### What is expected
Which lines of the data include the string "JSON"? List them all.

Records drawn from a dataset

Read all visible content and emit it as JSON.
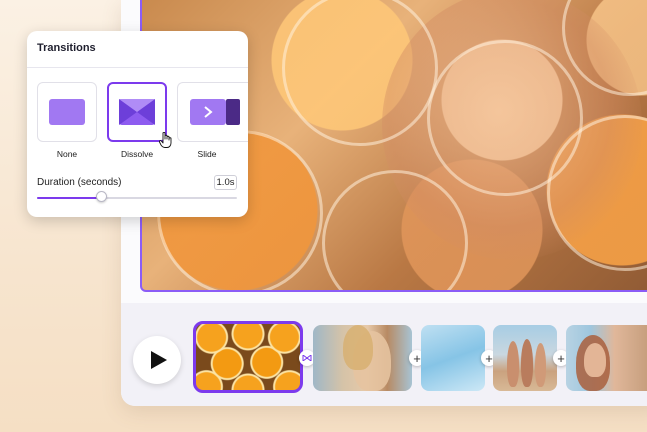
{
  "panel": {
    "title": "Transitions",
    "options": [
      {
        "label": "None",
        "icon": "none-transition-icon"
      },
      {
        "label": "Dissolve",
        "icon": "dissolve-transition-icon",
        "selected": true
      },
      {
        "label": "Slide",
        "icon": "slide-transition-icon"
      }
    ],
    "duration": {
      "label": "Duration (seconds)",
      "value": "1.0s",
      "slider_fraction": 0.32
    }
  },
  "timeline": {
    "clips": [
      {
        "name": "oranges-clip",
        "selected": true
      },
      {
        "name": "woman-smiling-clip"
      },
      {
        "name": "sky-clip"
      },
      {
        "name": "friends-beach-clip"
      },
      {
        "name": "portrait-clip"
      }
    ],
    "add_symbol": "+"
  },
  "colors": {
    "accent": "#7c3aed",
    "panel_bg": "#ffffff",
    "page_bg": "#f7e5cf"
  },
  "icons": [
    "play-icon",
    "cursor-hand-icon",
    "transition-link-icon",
    "plus-icon"
  ]
}
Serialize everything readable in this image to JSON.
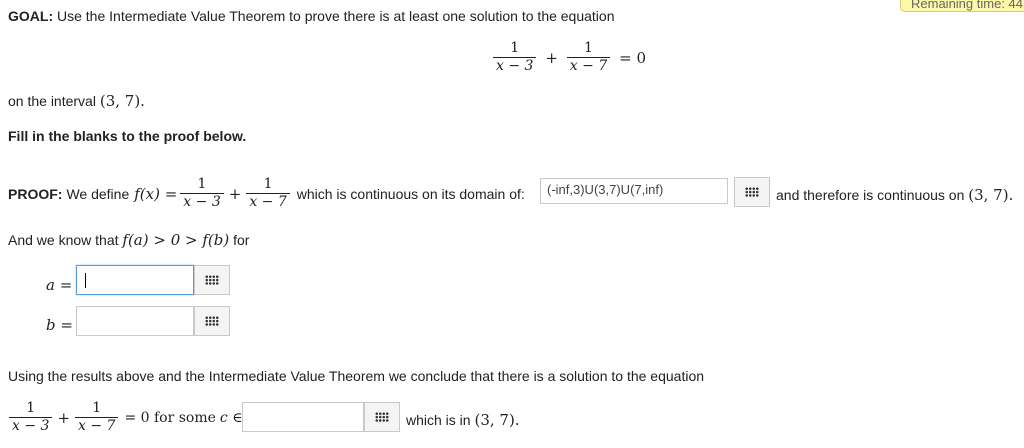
{
  "timer": {
    "text": "Remaining time: 44"
  },
  "goal": {
    "label": "GOAL:",
    "text": "Use the Intermediate Value Theorem to prove there is at least one solution to the equation",
    "frac1_num": "1",
    "frac1_den": "x − 3",
    "plus": "+",
    "frac2_num": "1",
    "frac2_den": "x − 7",
    "equals_zero": "= 0",
    "interval_prefix": "on the interval",
    "interval": "(3, 7).",
    "instruction": "Fill in the blanks to the proof below."
  },
  "proof": {
    "label": "PROOF:",
    "define_text": "We define",
    "fx": "f(x) =",
    "frac1_num": "1",
    "frac1_den": "x − 3",
    "plus": "+",
    "frac2_num": "1",
    "frac2_den": "x − 7",
    "continuous_text": "which is continuous on its domain of:",
    "domain_value": "(-inf,3)U(3,7)U(7,inf)",
    "therefore_text": "and therefore is continuous on",
    "interval": "(3, 7)."
  },
  "know": {
    "text_prefix": "And we know that",
    "inequality": "f(a) > 0 > f(b)",
    "text_suffix": "for",
    "a_label": "a =",
    "a_value": "",
    "b_label": "b =",
    "b_value": ""
  },
  "conclusion": {
    "text": "Using the results above and the Intermediate Value Theorem we conclude that there is a solution to the equation",
    "frac1_num": "1",
    "frac1_den": "x − 3",
    "plus": "+",
    "frac2_num": "1",
    "frac2_den": "x − 7",
    "equals_text": "= 0 for some",
    "c_in": "c ∈",
    "c_value": "",
    "which_text": "which is in",
    "interval": "(3, 7)."
  },
  "icons": {
    "keyboard": "grid-keypad-icon"
  }
}
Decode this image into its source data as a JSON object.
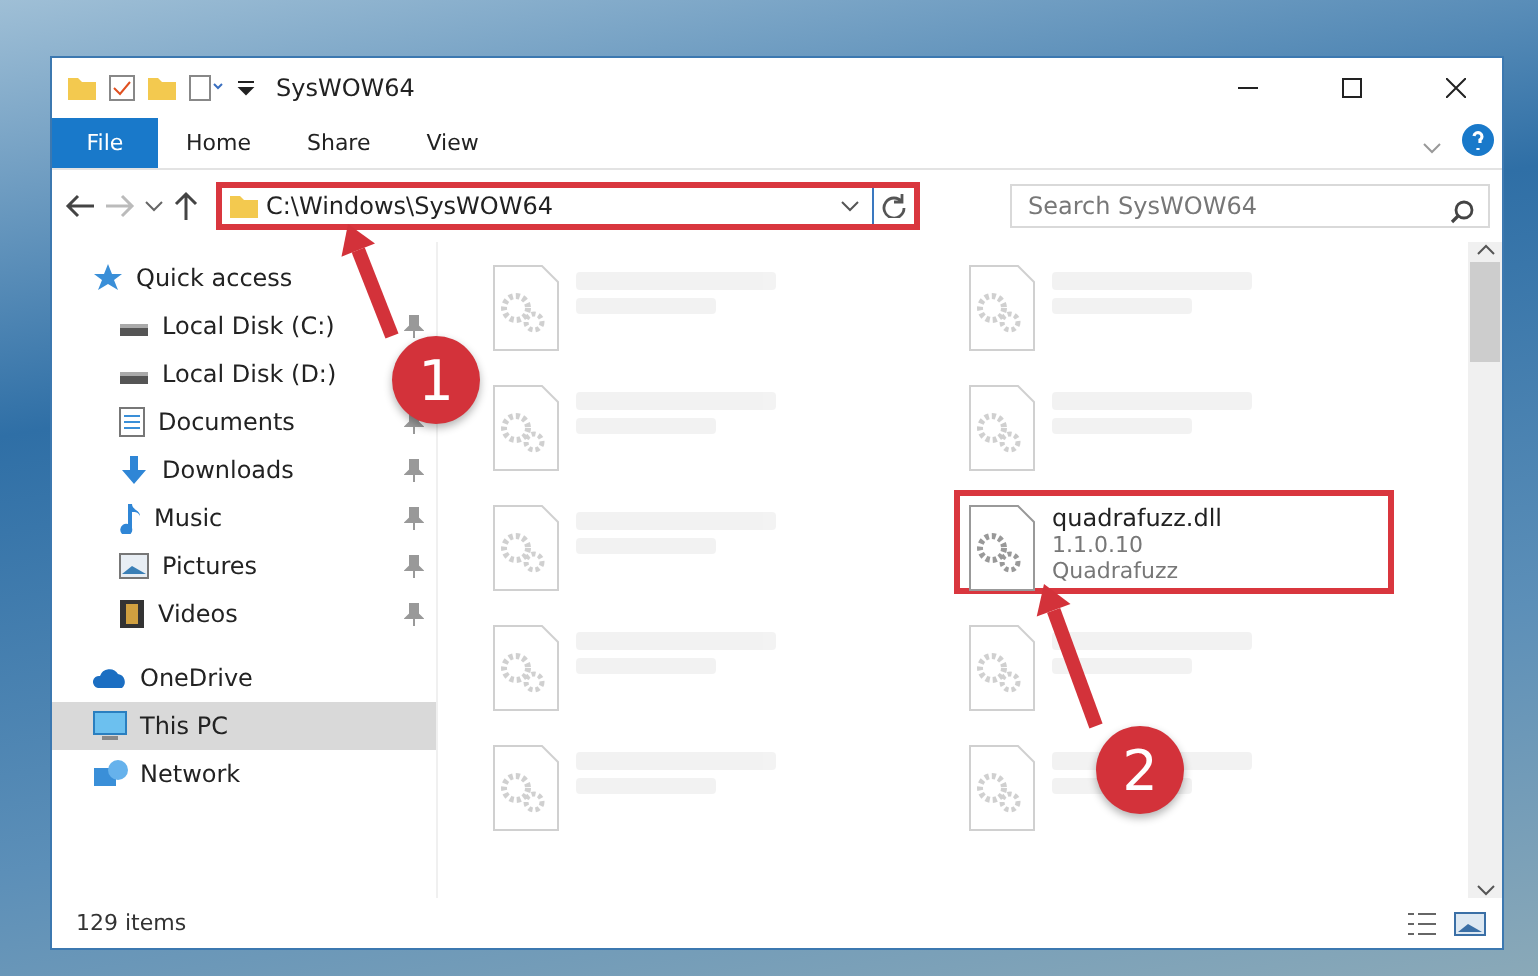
{
  "window": {
    "title": "SysWOW64"
  },
  "ribbon_tabs": [
    {
      "label": "File",
      "selected": true
    },
    {
      "label": "Home",
      "selected": false
    },
    {
      "label": "Share",
      "selected": false
    },
    {
      "label": "View",
      "selected": false
    }
  ],
  "address": {
    "path": "C:\\Windows\\SysWOW64",
    "highlighted": true
  },
  "search": {
    "placeholder": "Search SysWOW64"
  },
  "sidebar": {
    "items": [
      {
        "label": "Quick access",
        "kind": "quick",
        "selected": false,
        "children": [
          {
            "label": "Local Disk (C:)",
            "kind": "disk",
            "pinned": true
          },
          {
            "label": "Local Disk (D:)",
            "kind": "disk"
          },
          {
            "label": "Documents",
            "kind": "documents",
            "pinned": true
          },
          {
            "label": "Downloads",
            "kind": "downloads",
            "pinned": true
          },
          {
            "label": "Music",
            "kind": "music",
            "pinned": true
          },
          {
            "label": "Pictures",
            "kind": "pictures",
            "pinned": true
          },
          {
            "label": "Videos",
            "kind": "videos",
            "pinned": true
          }
        ]
      },
      {
        "label": "OneDrive",
        "kind": "onedrive",
        "selected": false
      },
      {
        "label": "This PC",
        "kind": "pc",
        "selected": true
      },
      {
        "label": "Network",
        "kind": "network",
        "selected": false
      }
    ]
  },
  "files": [
    {
      "kind": "blurred"
    },
    {
      "kind": "blurred"
    },
    {
      "kind": "blurred"
    },
    {
      "kind": "blurred"
    },
    {
      "kind": "blurred"
    },
    {
      "kind": "file",
      "name": "quadrafuzz.dll",
      "line_2": "1.1.0.10",
      "line_3": "Quadrafuzz",
      "highlighted": true
    },
    {
      "kind": "blurred"
    },
    {
      "kind": "blurred"
    },
    {
      "kind": "blurred"
    },
    {
      "kind": "blurred"
    }
  ],
  "annotations": [
    {
      "label": "1"
    },
    {
      "label": "2"
    }
  ],
  "status_bar": {
    "count": "129 items"
  }
}
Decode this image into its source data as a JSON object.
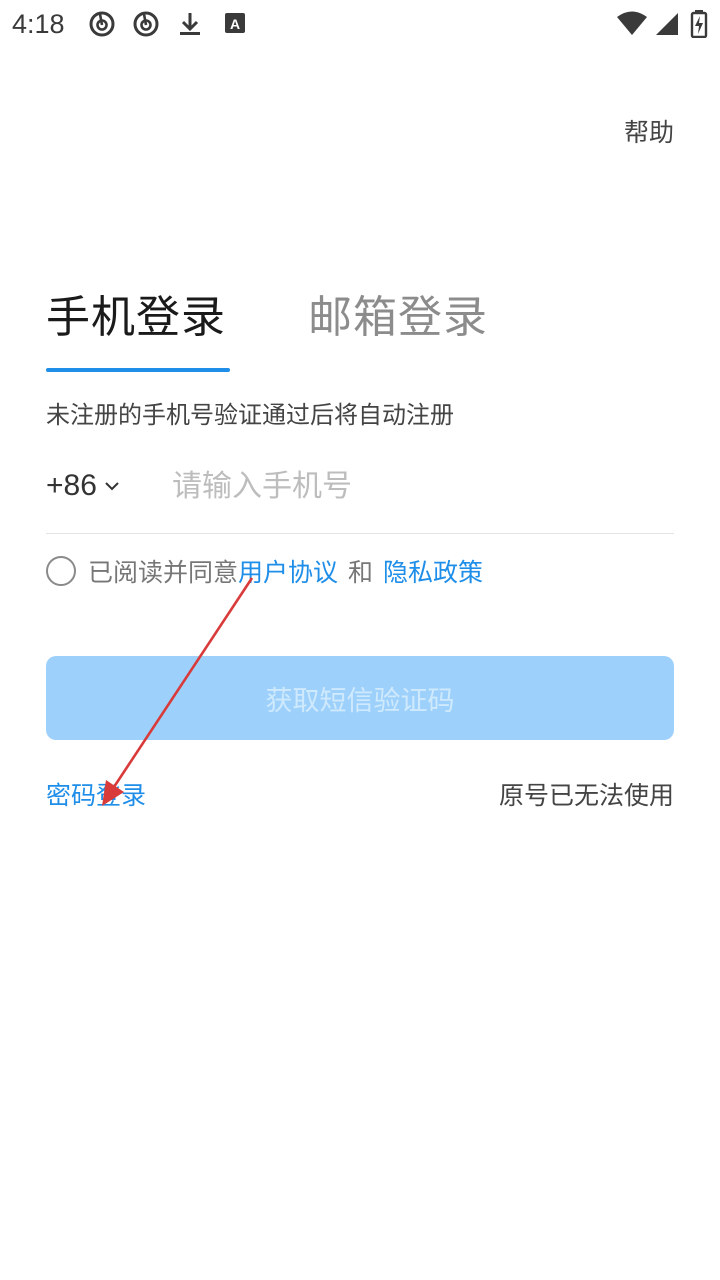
{
  "status_bar": {
    "time": "4:18",
    "icons": [
      "netease-music-icon",
      "netease-music-icon",
      "download-icon",
      "keyboard-a-icon",
      "wifi-icon",
      "signal-icon",
      "battery-charging-icon"
    ]
  },
  "header": {
    "help_label": "帮助"
  },
  "tabs": [
    {
      "label": "手机登录",
      "active": true
    },
    {
      "label": "邮箱登录",
      "active": false
    }
  ],
  "hint": "未注册的手机号验证通过后将自动注册",
  "phone": {
    "country_code": "+86",
    "placeholder": "请输入手机号",
    "value": ""
  },
  "agreement": {
    "checked": false,
    "prefix": "已阅读并同意",
    "user_agreement": "用户协议",
    "and": "和",
    "privacy_policy": "隐私政策"
  },
  "actions": {
    "get_sms_code": "获取短信验证码",
    "password_login": "密码登录",
    "number_unavailable": "原号已无法使用"
  },
  "colors": {
    "accent": "#1f8ee8",
    "button_disabled_bg": "#9dd1fb",
    "button_disabled_text": "#cfe9fd",
    "annotation_arrow": "#d93a3a"
  }
}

### Written solution
Read all visible content and emit it as JSON.
Serialize everything readable in this image to JSON.
Decode this image into its source data as a JSON object.
Decode this image into its source data as a JSON object.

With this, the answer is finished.